Fintan Walton:
The other thing that commonly happening these days is that smaller companies or emerging pharmaceutical companies biotech companies are been acquired by larger pharmaceutical companies, its more less likely environments become you know either acquire or become acquired, what you prefer to be?
Safi Bahcall:
Well we have always focused on the seven year plan. So our focus in developing the plan and executing the plan is get our first drug approved, get our second drug approved, get our third approved get to billion in sales after which its 2 billion in sales after which its 3 billion in sales and that's what we focus on. Obviously I am a board member and we have board members that have a fully sharing duty to share holders and if offers come along we obviously have to take those seriously in a way they are attracting as a shareholder versus what we think we can do from executing on our plan.
Fintan Walton:
Well Safi Bahcall thanks a lot for coming on the show for us to learn more about Synta pharmaceuticals. Thank you.
Safi Bahcall:
Thank you for having me.
Safi Bahcall
President and Chief Executive Officer
Dr Safi Bahcall co-founded Synta with Dr Lan Bo Chen and has been Chief Executive Officer and a member of the Board of Directors since July 2001, and President since December 2003. He has led Synta from its inception through multiple acquisitions, financings, an IPO, and the establishment of an integrated drug discovery and development organization, including five unique programmes in development. Before founding Synta, Dr Safi Bahcall was a consultant at McKinsey & Company, serving investment banks and pharmaceutical companies on strategy, technology and operations.

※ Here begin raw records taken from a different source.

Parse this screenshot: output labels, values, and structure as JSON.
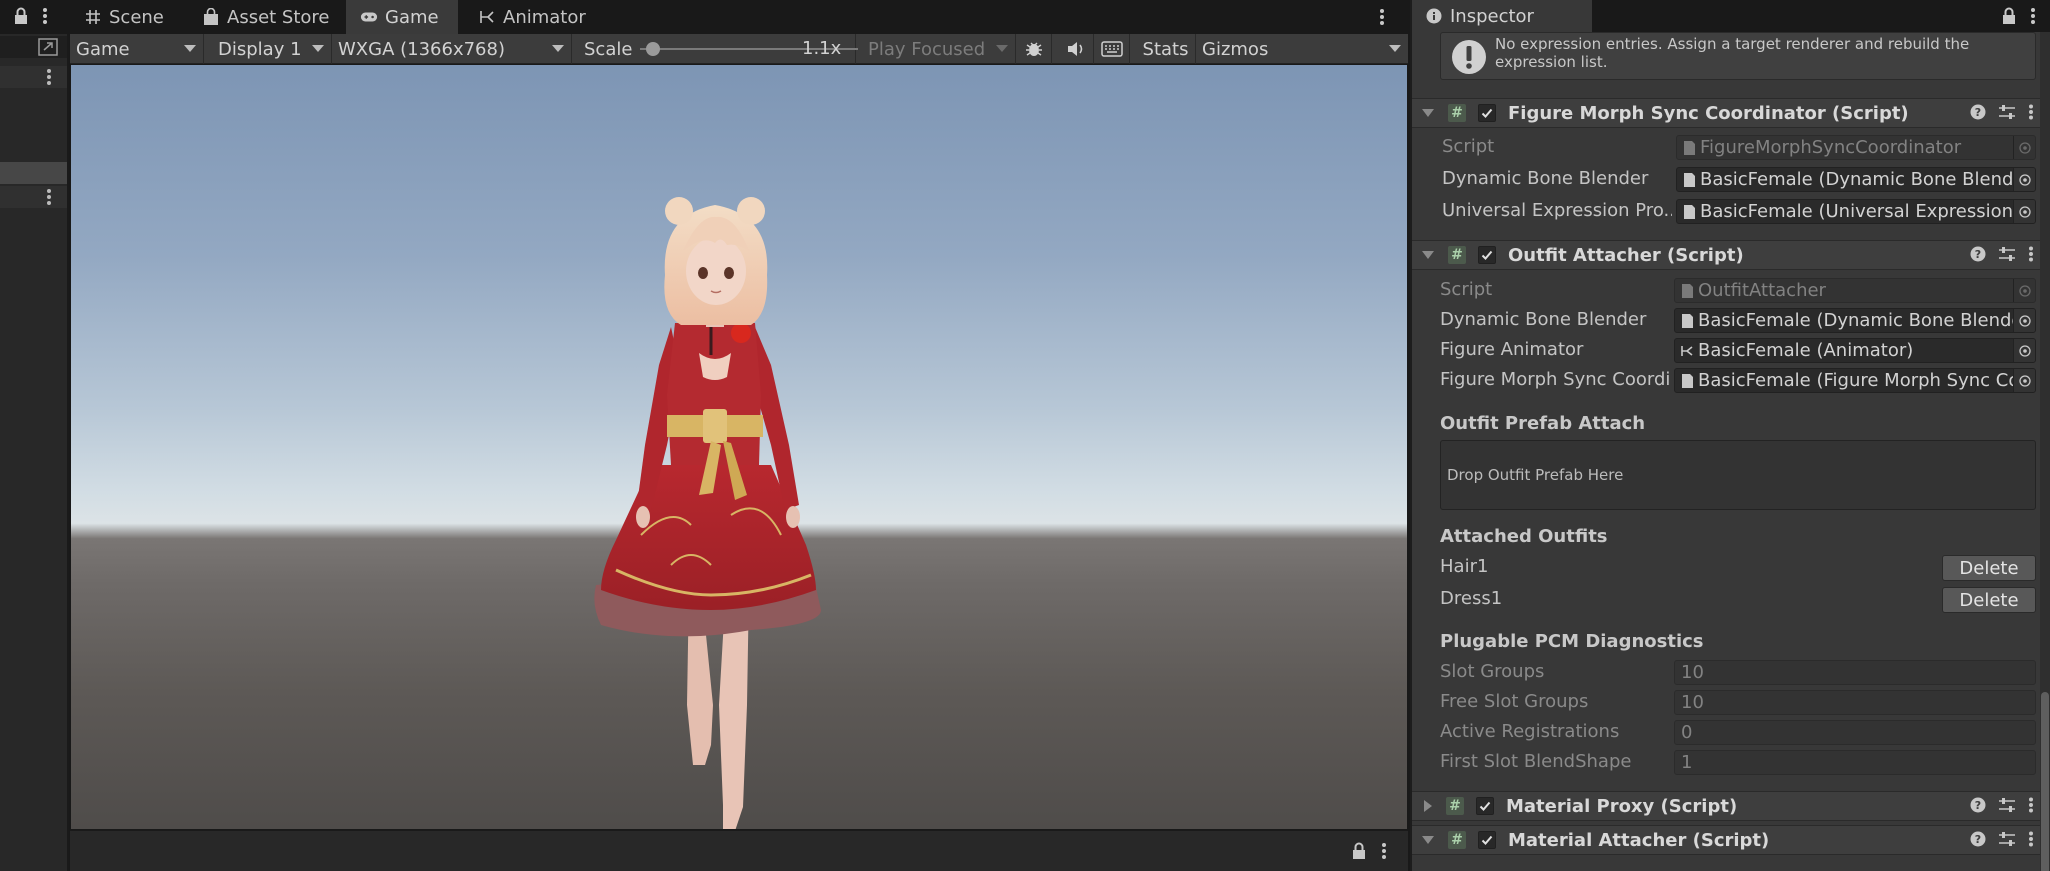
{
  "tabs": {
    "scene": "Scene",
    "asset_store": "Asset Store",
    "game": "Game",
    "animator": "Animator",
    "inspector": "Inspector"
  },
  "toolbar": {
    "view_mode": "Game",
    "display": "Display 1",
    "resolution": "WXGA (1366x768)",
    "scale_label": "Scale",
    "scale_value": "1.1x",
    "scale_fraction": 0.03,
    "play_mode": "Play Focused",
    "stats": "Stats",
    "gizmos": "Gizmos"
  },
  "inspector": {
    "help_text": "No expression entries. Assign a target renderer and rebuild the expression list.",
    "figure_morph": {
      "title": "Figure Morph Sync Coordinator (Script)",
      "rows": [
        {
          "label": "Script",
          "value": "FigureMorphSyncCoordinator"
        },
        {
          "label": "Dynamic Bone Blender",
          "value": "BasicFemale (Dynamic Bone Blender)"
        },
        {
          "label": "Universal Expression Pro...",
          "value": "BasicFemale (Universal Expression Pro)"
        }
      ]
    },
    "outfit_attacher": {
      "title": "Outfit Attacher (Script)",
      "rows": [
        {
          "label": "Script",
          "value": "OutfitAttacher"
        },
        {
          "label": "Dynamic Bone Blender",
          "value": "BasicFemale (Dynamic Bone Blender)"
        },
        {
          "label": "Figure Animator",
          "value": "BasicFemale (Animator)"
        },
        {
          "label": "Figure Morph Sync Coordin",
          "value": "BasicFemale (Figure Morph Sync Coordinator)"
        }
      ],
      "prefab_attach_title": "Outfit Prefab Attach",
      "drop_text": "Drop Outfit Prefab Here",
      "attached_title": "Attached Outfits",
      "attached": [
        {
          "name": "Hair1",
          "action": "Delete"
        },
        {
          "name": "Dress1",
          "action": "Delete"
        }
      ],
      "diagnostics_title": "Plugable PCM Diagnostics",
      "diagnostics": [
        {
          "label": "Slot Groups",
          "value": "10"
        },
        {
          "label": "Free Slot Groups",
          "value": "10"
        },
        {
          "label": "Active Registrations",
          "value": "0"
        },
        {
          "label": "First Slot BlendShape",
          "value": "1"
        }
      ]
    },
    "material_proxy": {
      "title": "Material Proxy (Script)"
    },
    "material_attacher": {
      "title": "Material Attacher (Script)"
    }
  },
  "colors": {
    "panel_bg": "#383838",
    "toolbar_bg": "#3c3c3c",
    "dark_bg": "#191919",
    "dress_red": "#b42a30",
    "gold": "#d8b564"
  }
}
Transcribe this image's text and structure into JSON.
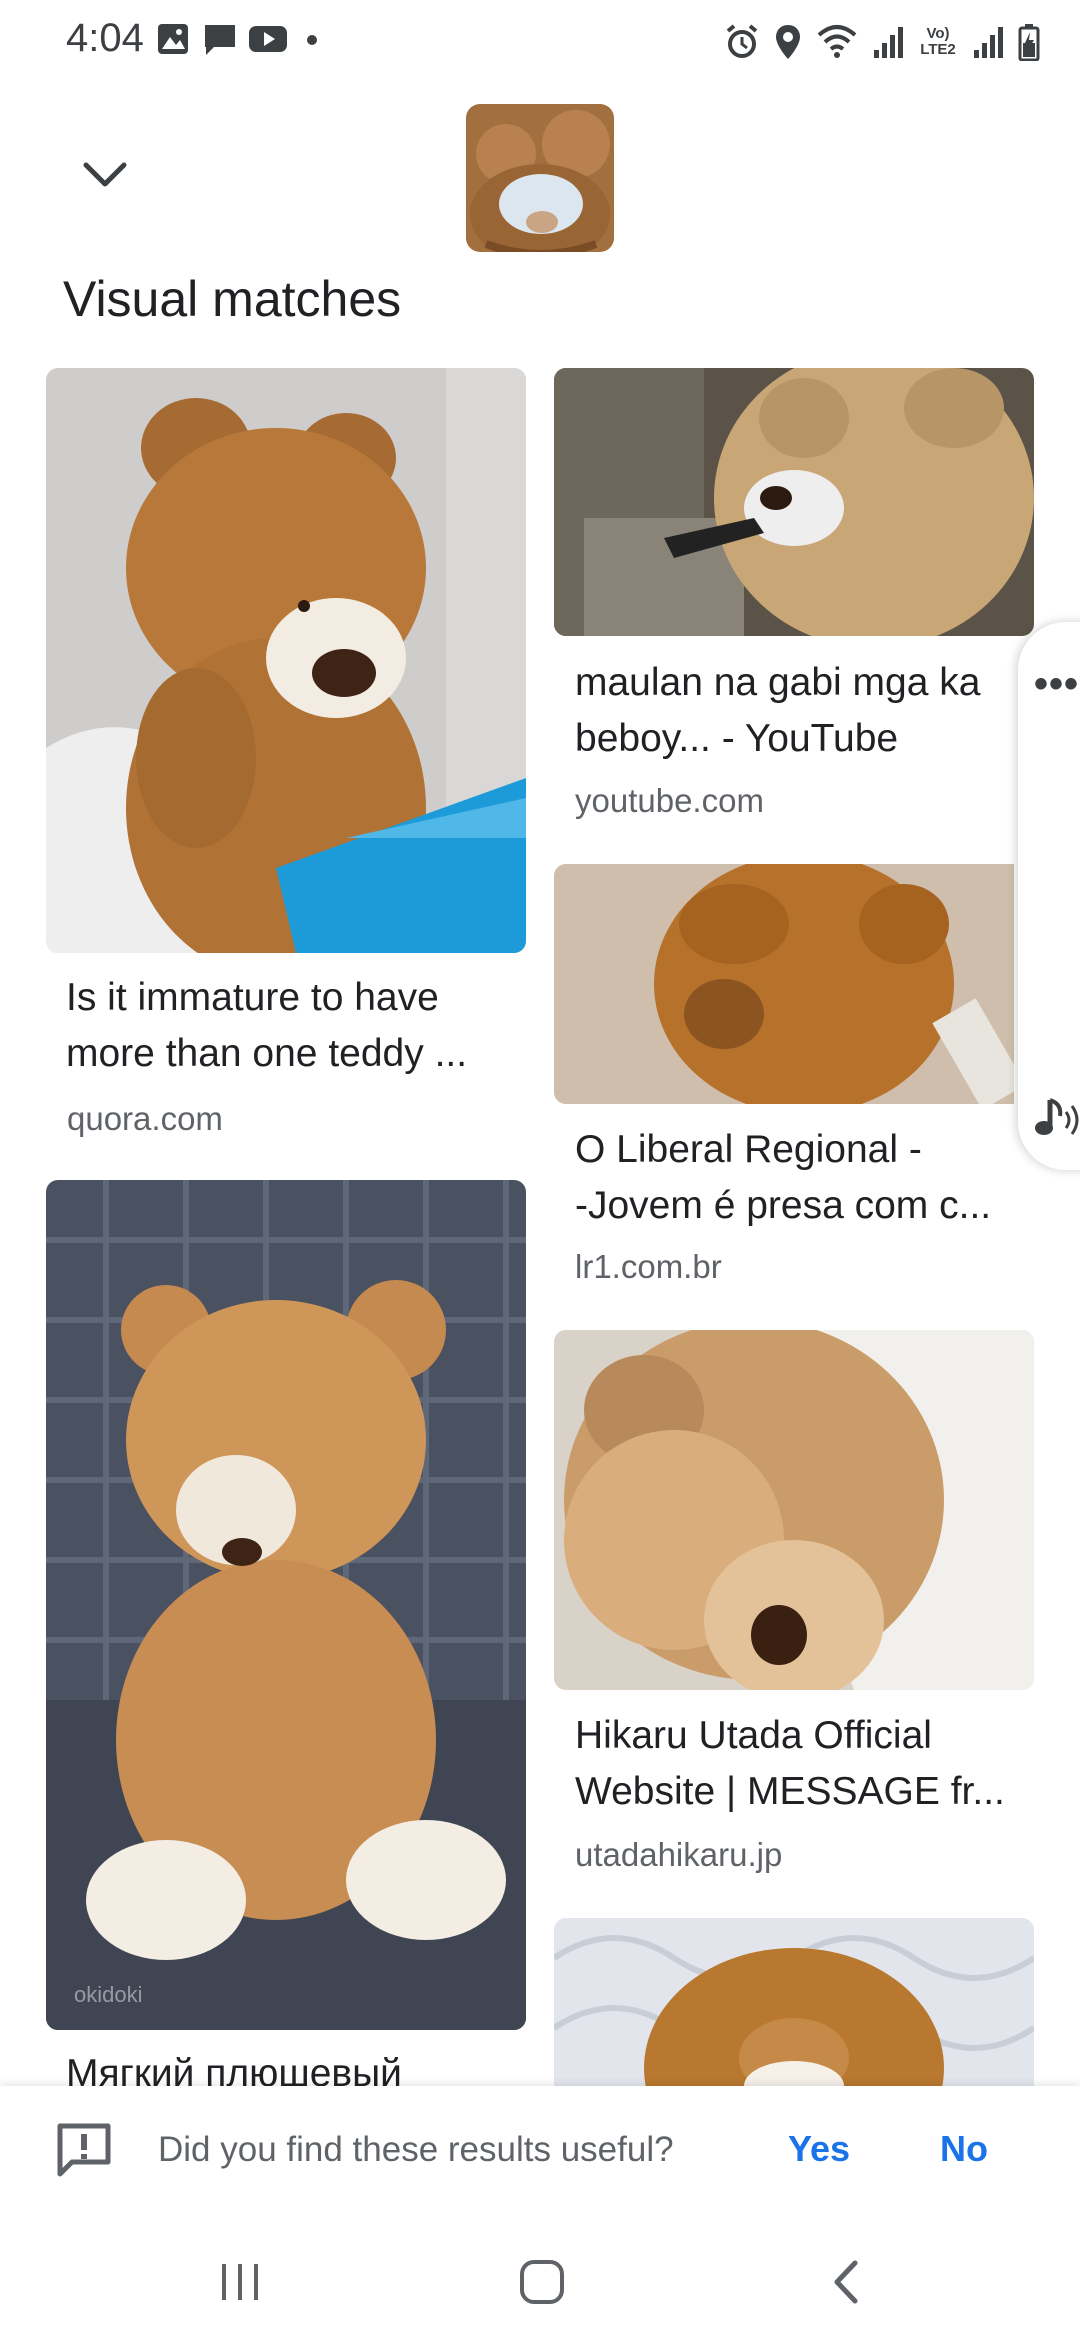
{
  "status_bar": {
    "time": "4:04",
    "left_icons": [
      "image-icon",
      "message-icon",
      "youtube-icon",
      "dot-icon"
    ],
    "right_icons": [
      "alarm-icon",
      "location-icon",
      "wifi-icon",
      "signal-icon",
      "volte-icon",
      "signal-icon",
      "battery-icon"
    ],
    "volte_label": "Vo) LTE2"
  },
  "header": {
    "collapse_icon": "chevron-down-icon",
    "query_image": "teddy-bear-query-thumbnail"
  },
  "section_title": "Visual matches",
  "results": [
    {
      "title_line1": "Is it immature to have",
      "title_line2": "more than one teddy ...",
      "source": "quora.com"
    },
    {
      "title_line1": "maulan na gabi mga ka",
      "title_line2": "beboy... - YouTube",
      "source": "youtube.com"
    },
    {
      "title_line1": "O Liberal Regional -",
      "title_line2": "-Jovem é presa com c...",
      "source": "lr1.com.br"
    },
    {
      "title_line1": "Мягкий плюшевый",
      "title_line2": "",
      "source": "",
      "watermark": "okidoki"
    },
    {
      "title_line1": "Hikaru Utada Official",
      "title_line2": "Website | MESSAGE fr...",
      "source": "utadahikaru.jp"
    },
    {
      "title_line1": "",
      "title_line2": "",
      "source": ""
    }
  ],
  "side_panel": {
    "more_label": "•••",
    "sound_icon": "music-note-icon"
  },
  "feedback": {
    "icon": "feedback-icon",
    "question": "Did you find these results useful?",
    "yes_label": "Yes",
    "no_label": "No"
  },
  "nav_bar": {
    "icons": [
      "recent-apps-icon",
      "home-icon",
      "back-icon"
    ]
  },
  "colors": {
    "accent": "#1a73e8",
    "text_primary": "#202124",
    "text_secondary": "#5f6368"
  }
}
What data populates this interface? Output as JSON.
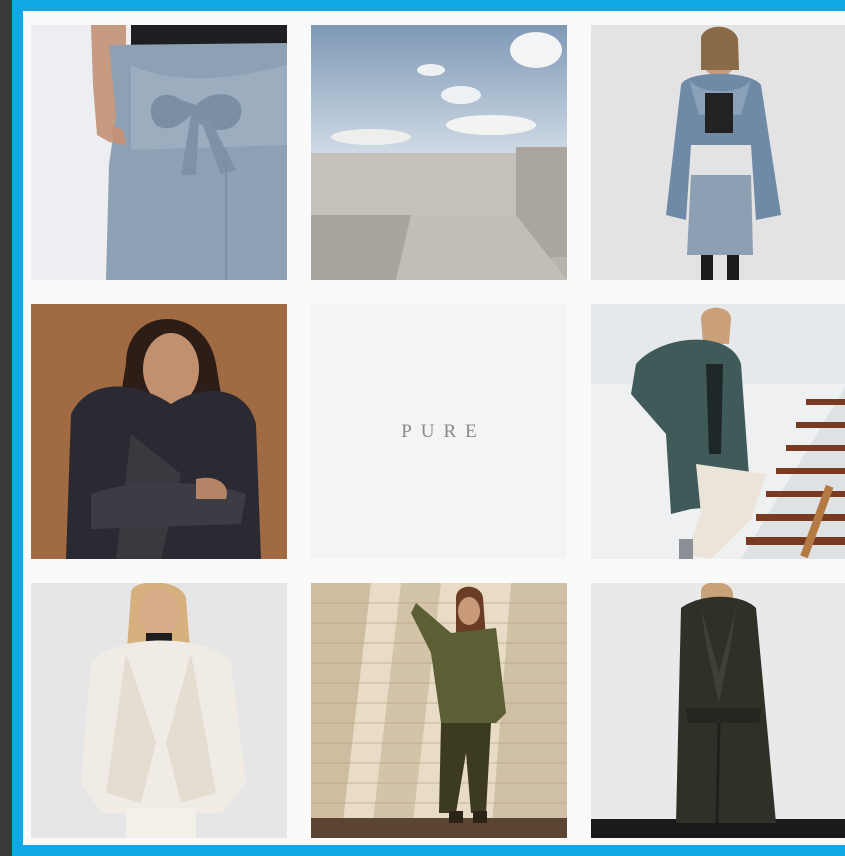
{
  "grid": {
    "tiles": [
      {
        "name": "photo-suede-skirt",
        "kind": "photo"
      },
      {
        "name": "photo-concrete-sky",
        "kind": "photo"
      },
      {
        "name": "photo-blue-fur-jacket",
        "kind": "photo"
      },
      {
        "name": "photo-dark-fur-coat",
        "kind": "photo"
      },
      {
        "name": "brand-tile",
        "kind": "text",
        "text": "PURE"
      },
      {
        "name": "photo-green-leather-coat",
        "kind": "photo"
      },
      {
        "name": "photo-white-fur-jacket",
        "kind": "photo"
      },
      {
        "name": "photo-olive-knit-brick-wall",
        "kind": "photo"
      },
      {
        "name": "photo-black-shearling-coat",
        "kind": "photo"
      }
    ]
  },
  "colors": {
    "frame_border": "#12a8e6",
    "background": "#fafafa",
    "outer": "#3a3a3a"
  }
}
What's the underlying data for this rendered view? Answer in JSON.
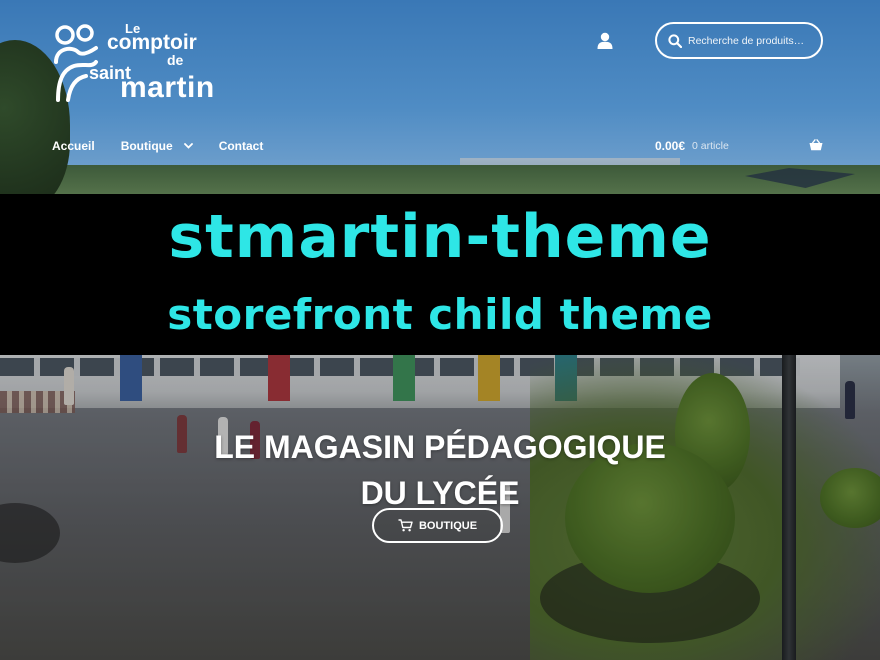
{
  "header": {
    "logo": {
      "le": "Le",
      "comptoir": "comptoir",
      "de": "de",
      "saint": "saint",
      "martin": "martin"
    },
    "account_icon": "user-icon",
    "search": {
      "placeholder": "Recherche de produits…",
      "icon": "search-icon"
    }
  },
  "nav": {
    "items": [
      {
        "label": "Accueil"
      },
      {
        "label": "Boutique",
        "has_dropdown": true,
        "icon": "chevron-down-icon"
      },
      {
        "label": "Contact"
      }
    ]
  },
  "cart": {
    "amount": "0.00€",
    "count": "0 article",
    "icon": "basket-icon"
  },
  "banner": {
    "title": "stmartin-theme",
    "subtitle": "storefront child theme",
    "text_color": "#2ee6e6",
    "background": "#000000"
  },
  "hero": {
    "heading_line1": "LE MAGASIN PÉDAGOGIQUE",
    "heading_line2": "DU LYCÉE",
    "button_label": "BOUTIQUE",
    "button_icon": "cart-icon"
  }
}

Dr Safi Bahcall also founded a drug discovery company focused on novel ion channel research, which is now part of Synta. He received his BA summa cum laude from Harvard University, was awarded his PhD from Stanford University in theoretical physics, and was a Miller postdoctoral fellow at University of California Berkeley.
Synta Pharmaceuticals
Synta Pharmaceuticals is a biopharmaceutical company focused on discovering, developing and commercialising novel pharmaceutical products for extending and enhancing the lives of patients with severe medical conditions, including cancer and chronic inflammatory disease. Synta has a unique chemical compound library, an integrated discovery engine, and a pipeline of small molecule drug candidates with novel chemical structures and distinct mechanisms of action.